Today the universal Church marks the Nativity of the Blessed Virgin Mary, daughter of Sts. Anne and Joachim and mother of Jesus Christ. Of course, we do not know the exact date of her birth, any more than we do the exact date of Christ’s birth, but being the most highly revered of all of the saints, it was only fitting that her birthday be celebrated by the Church. While here in the U.S. there is little in the way of tradition or ceremony to mark this day, in other countries various traditions endure.
Among Catholics in Catalonia today is a pilgrimage date known as the “Dia de les Verges Trobades” or literally the “Day of the Meeting Virgins”. While admittedly something of an odd term, it might be better-translated as the “Day of the Discovered Virgins”. It refers collectively to the images of the Blessed Virgin located throughout Catalonia that were discovered under miraculous circumstances. Probably the most famous of these is that of Our Lady of Montserrat, although she gets her own feast day as the patroness of Catalonia, on April 27th. Other examples include Our Lady of Núria, Our Lady of Olot, and Our Lady of Bonanova, whose shrine in Barcelona I have written about recently.

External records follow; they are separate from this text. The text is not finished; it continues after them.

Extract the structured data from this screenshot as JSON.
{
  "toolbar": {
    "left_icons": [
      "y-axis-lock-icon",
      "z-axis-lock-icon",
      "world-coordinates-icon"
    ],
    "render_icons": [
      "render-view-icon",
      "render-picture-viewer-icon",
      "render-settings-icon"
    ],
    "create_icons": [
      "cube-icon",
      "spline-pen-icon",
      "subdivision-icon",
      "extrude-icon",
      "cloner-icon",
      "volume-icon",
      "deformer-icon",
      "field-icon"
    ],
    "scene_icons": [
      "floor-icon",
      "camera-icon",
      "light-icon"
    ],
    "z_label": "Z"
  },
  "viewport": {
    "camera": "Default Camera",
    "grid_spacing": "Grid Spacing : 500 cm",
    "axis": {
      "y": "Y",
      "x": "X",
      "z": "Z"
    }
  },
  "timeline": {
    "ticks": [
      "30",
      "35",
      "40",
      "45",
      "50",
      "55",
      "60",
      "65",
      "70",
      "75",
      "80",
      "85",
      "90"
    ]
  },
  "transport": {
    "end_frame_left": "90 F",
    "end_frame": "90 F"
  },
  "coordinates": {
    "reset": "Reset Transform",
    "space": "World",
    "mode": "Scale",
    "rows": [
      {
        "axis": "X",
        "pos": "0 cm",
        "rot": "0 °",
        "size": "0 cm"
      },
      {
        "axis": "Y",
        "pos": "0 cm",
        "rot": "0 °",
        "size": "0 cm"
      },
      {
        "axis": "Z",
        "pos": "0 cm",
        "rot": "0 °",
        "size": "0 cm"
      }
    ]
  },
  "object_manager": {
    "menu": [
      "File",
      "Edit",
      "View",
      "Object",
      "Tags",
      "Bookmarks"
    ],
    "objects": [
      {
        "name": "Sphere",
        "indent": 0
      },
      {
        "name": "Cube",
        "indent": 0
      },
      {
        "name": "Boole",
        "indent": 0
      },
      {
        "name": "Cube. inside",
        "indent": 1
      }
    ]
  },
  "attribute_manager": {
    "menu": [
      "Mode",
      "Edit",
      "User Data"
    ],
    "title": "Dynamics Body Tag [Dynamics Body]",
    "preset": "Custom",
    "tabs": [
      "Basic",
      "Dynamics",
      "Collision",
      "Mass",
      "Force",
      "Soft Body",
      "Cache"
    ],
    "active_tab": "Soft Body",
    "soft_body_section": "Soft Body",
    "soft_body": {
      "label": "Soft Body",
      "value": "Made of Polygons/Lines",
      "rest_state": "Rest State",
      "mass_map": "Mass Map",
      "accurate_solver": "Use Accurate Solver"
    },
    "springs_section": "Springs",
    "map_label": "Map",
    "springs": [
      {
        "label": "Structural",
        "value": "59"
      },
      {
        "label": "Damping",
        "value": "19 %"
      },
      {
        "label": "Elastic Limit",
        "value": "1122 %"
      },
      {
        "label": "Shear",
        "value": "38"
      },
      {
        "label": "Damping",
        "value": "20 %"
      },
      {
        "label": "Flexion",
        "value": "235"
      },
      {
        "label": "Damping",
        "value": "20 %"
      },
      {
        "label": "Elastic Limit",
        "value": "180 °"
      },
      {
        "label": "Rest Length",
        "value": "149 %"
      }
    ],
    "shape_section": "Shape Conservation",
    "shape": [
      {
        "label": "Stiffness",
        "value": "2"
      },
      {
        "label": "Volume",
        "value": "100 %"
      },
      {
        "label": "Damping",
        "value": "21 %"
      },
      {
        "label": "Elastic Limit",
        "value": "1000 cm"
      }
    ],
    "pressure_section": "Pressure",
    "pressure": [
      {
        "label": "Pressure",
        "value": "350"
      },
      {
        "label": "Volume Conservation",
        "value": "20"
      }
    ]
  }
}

One thing typically held in common by these images is that they were discovered in caves, or buried, or found in otherwise inaccessible places. How they arrived at these spots is often the subject of legend, but it seems more likely that they came to be hidden as a result of the passage of history and the inevitable march of warfare. Between 711 A.D. and 1492, when the Moors ruled parts of what are today Spain and Portugal, relations between the northern Christian kingdoms and the southern Moslem caliphates were not always pleasant. In 985 A.D., for example, Al-Mansur launched an enormous attack on Catalonia and burned many churches, monasteries, and shrines.
Over the centuries, whenever war or invasion threatened, it would have been prudent on the part of the local people to hide their community’s statue of the Blessed Virgin from being damaged, destroyed, or captured by invading Moors, raiding Christians from other kingdoms, and civil infighting. Sometimes the locations for these artworks were forgotten, but when times became safer, these re-discovered images were brought back into veneration, the local people honoring God for their miraculous preservation. Over time, many of the churches, chapels and shrines which housed these images grew into great pilgrimage centers. Throughout Catalonia then, the Virgin Mary’s birthday is a feast day celebrated communally at these ancient Marian shrines by faithful pilgrims.